At the beginning of the long vacation, Hugby comes to town, and puts up in handsome lodgings near St. James’s Square; rides in the Park in the afternoon; and is delighted to read his name in the morning papers among the list of persons present at Muffborough House, and the Marquis of Farintosh’s evening-parties. He is a member of Sydney Scraper’s Club, where, however, he drinks his pint of claret.
Sometimes you may see him on Sundays, at the hour when tavern doors open, whence issue little girls with great jugs of porter; when charity-boys walk the streets, bearing brown dishes of smoking shoulders of mutton and baked ‘taturs; when Sheeny and Moses are seen smoking their pipes before their lazy shutters in Seven Dials; when a crowd of smiling persons in clean outlandish dresses, in monstrous bonnets and flaring printed gowns, or in crumpled glossy coats and silks that bear the creases of the drawers where they have lain all the week, file down High Street — sometimes, I say, you may see Hugby coming out of the Church of St. Giles-inthe-Fields, with a stout gentlewoman leaning on his arm, whose old face bears an expression of supreme pride and happiness as she glances round at all the neighbours, and who faces the curate himself and marches into Holborn, where she pulls the bell of a house over which is inscribed, ‘Hugby, Haberdasher.’ It is the mother of the Rev. F. Hugby, as proud of her son in his white choker as Cornelia of her jewels at Rome.

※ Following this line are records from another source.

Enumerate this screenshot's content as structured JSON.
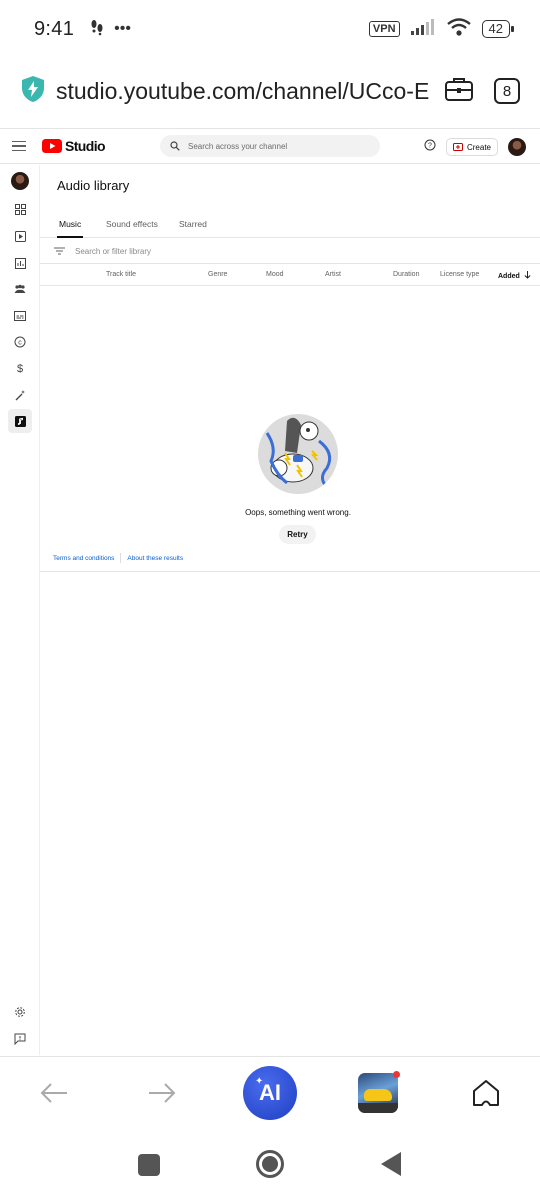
{
  "status_bar": {
    "time": "9:41",
    "dots": "•••",
    "vpn": "VPN",
    "battery": "42"
  },
  "browser": {
    "url": "studio.youtube.com/channel/UCco-E",
    "tab_count": "8"
  },
  "studio": {
    "logo_text": "Studio",
    "search_placeholder": "Search across your channel",
    "create_label": "Create"
  },
  "sidebar": {
    "items": [
      {
        "icon": "avatar"
      },
      {
        "icon": "dashboard-icon"
      },
      {
        "icon": "content-icon"
      },
      {
        "icon": "analytics-icon"
      },
      {
        "icon": "community-icon"
      },
      {
        "icon": "subtitles-icon"
      },
      {
        "icon": "copyright-icon"
      },
      {
        "icon": "earn-icon"
      },
      {
        "icon": "customization-icon"
      },
      {
        "icon": "audio-library-icon"
      },
      {
        "icon": "settings-icon"
      },
      {
        "icon": "feedback-icon"
      }
    ]
  },
  "main": {
    "title": "Audio library",
    "tabs": [
      {
        "label": "Music",
        "active": true
      },
      {
        "label": "Sound effects",
        "active": false
      },
      {
        "label": "Starred",
        "active": false
      }
    ],
    "filter_placeholder": "Search or filter library",
    "columns": [
      "Track title",
      "Genre",
      "Mood",
      "Artist",
      "Duration",
      "License type",
      "Added"
    ],
    "sort_column": "Added",
    "error_message": "Oops, something went wrong.",
    "retry_label": "Retry",
    "footer_links": [
      "Terms and conditions",
      "About these results"
    ]
  },
  "bottom_bar": {
    "ai_label": "AI"
  },
  "colors": {
    "youtube_red": "#ff0000",
    "link_blue": "#065fd4",
    "ai_blue": "#2f4fd8"
  }
}
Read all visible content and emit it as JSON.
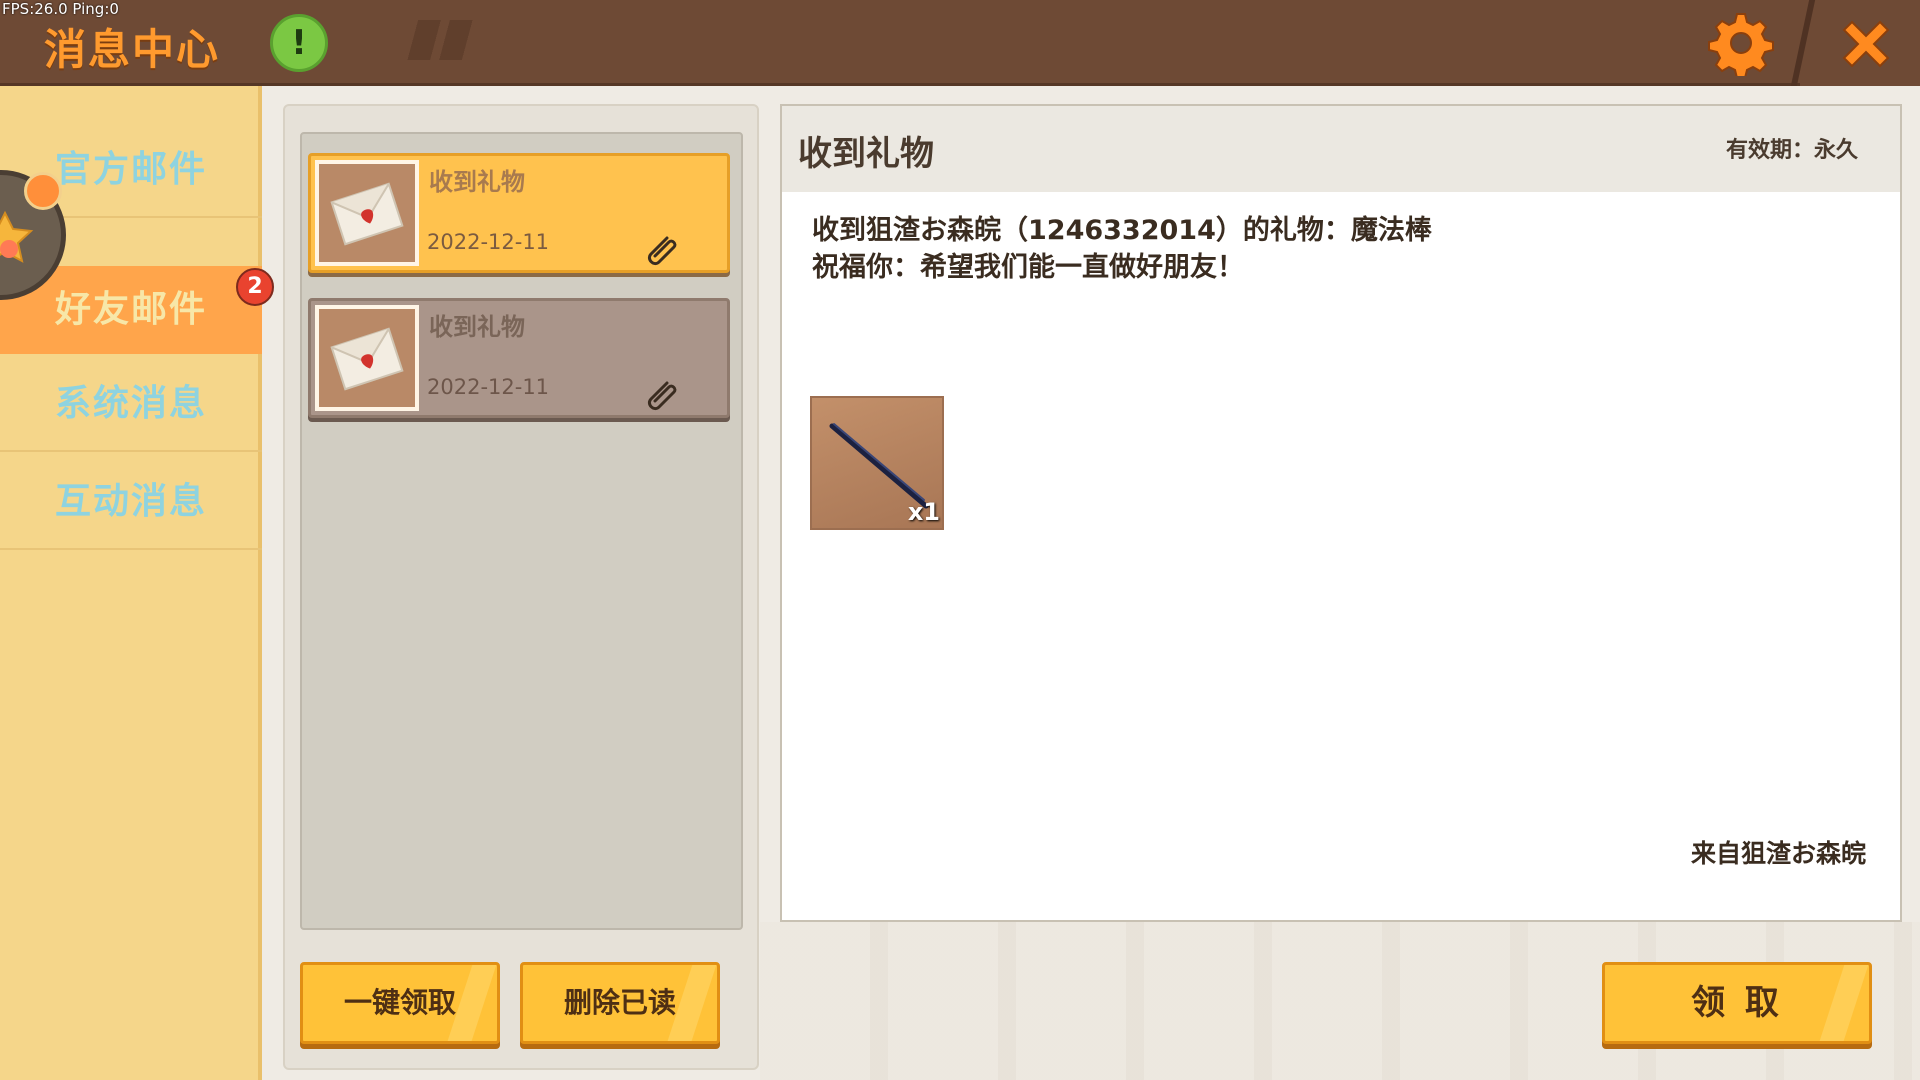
{
  "header": {
    "fps": "FPS:26.0  Ping:0",
    "title": "消息中心",
    "alert_symbol": "!"
  },
  "sidebar": {
    "items": [
      {
        "label": "官方邮件",
        "active": false
      },
      {
        "label": "好友邮件",
        "active": true,
        "badge": "2"
      },
      {
        "label": "系统消息",
        "active": false
      },
      {
        "label": "互动消息",
        "active": false
      }
    ]
  },
  "mail_list": {
    "items": [
      {
        "title": "收到礼物",
        "date": "2022-12-11",
        "state": "selected",
        "icon": "envelope-icon",
        "attachment_icon": "paperclip-icon"
      },
      {
        "title": "收到礼物",
        "date": "2022-12-11",
        "state": "read",
        "icon": "envelope-icon",
        "attachment_icon": "paperclip-icon"
      }
    ],
    "claim_all_label": "一键领取",
    "delete_read_label": "删除已读"
  },
  "detail": {
    "title": "收到礼物",
    "validity": "有效期：永久",
    "body_line1": "收到狙渣お森皖（1246332014）的礼物：魔法棒",
    "body_line2": "祝福你：希望我们能一直做好朋友！",
    "item": {
      "icon": "magic-wand-icon",
      "quantity": "x1"
    },
    "from": "来自狙渣お森皖",
    "claim_label": "领 取"
  },
  "colors": {
    "header_bg": "#6e4a35",
    "title": "#ff9a2e",
    "sidebar_bg": "#f5d68a",
    "sidebar_active": "#ffa54b",
    "button": "#ffc238",
    "badge": "#e9432f"
  }
}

That is old Hugby bringing up the rear with the Prayer-books, and Betsy Hugby the old maid, his daughter — old Hugby, Haberdasher and Church-warden.

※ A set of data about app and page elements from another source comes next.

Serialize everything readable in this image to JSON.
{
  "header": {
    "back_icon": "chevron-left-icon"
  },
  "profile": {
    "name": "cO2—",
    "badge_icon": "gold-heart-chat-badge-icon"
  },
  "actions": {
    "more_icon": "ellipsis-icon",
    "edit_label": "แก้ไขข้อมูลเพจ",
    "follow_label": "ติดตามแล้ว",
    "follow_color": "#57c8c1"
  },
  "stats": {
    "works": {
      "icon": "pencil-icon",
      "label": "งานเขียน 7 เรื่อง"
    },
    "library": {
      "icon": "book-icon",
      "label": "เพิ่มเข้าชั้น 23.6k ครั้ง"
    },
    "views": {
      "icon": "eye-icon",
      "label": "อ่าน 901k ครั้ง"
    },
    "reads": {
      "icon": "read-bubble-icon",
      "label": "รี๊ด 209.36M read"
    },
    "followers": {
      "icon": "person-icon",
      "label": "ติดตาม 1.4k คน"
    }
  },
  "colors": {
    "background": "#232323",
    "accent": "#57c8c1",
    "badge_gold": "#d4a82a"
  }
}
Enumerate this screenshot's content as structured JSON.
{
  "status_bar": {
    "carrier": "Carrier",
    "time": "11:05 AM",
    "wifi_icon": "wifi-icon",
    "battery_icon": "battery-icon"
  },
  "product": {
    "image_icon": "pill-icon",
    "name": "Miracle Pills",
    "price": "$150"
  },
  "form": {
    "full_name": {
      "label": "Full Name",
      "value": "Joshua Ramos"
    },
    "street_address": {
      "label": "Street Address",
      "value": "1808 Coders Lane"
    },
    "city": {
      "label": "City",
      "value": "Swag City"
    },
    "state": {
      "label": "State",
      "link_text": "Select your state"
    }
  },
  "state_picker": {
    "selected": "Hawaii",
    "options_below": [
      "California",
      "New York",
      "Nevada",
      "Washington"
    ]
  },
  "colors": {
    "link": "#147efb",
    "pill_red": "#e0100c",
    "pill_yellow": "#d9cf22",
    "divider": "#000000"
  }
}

In the front room upstairs, where the dinner is laid out, there is a picture of Muffborough Castle; of the Earl of Muffborough, K.X., Lord-Lieutenant for Diddlesex; an engraving, from an almanac, of Saint Boniface College, Oxon; and a sticking-plaster portrait of Hugby when young, in a cap and gown. A copy of his ‘Sermons to a Nobleman’s Family’ is on the bookshelf, by the ‘Whole Duty of Man,’ the Reports of the Missionary Societies, and the ‘Oxford University Calendar.’ Old Hugby knows part of this by heart; every living belonging to Saint Boniface, and the name of every tutor, fellow, nobleman, and undergraduate.
He used to go to meeting and preach himself, until his son took orders; but of late the old gentleman has been accused of Puseyism, and is quite pitiless against the Dissenters.
Last updated Monday, December 22, 2014 at 10:55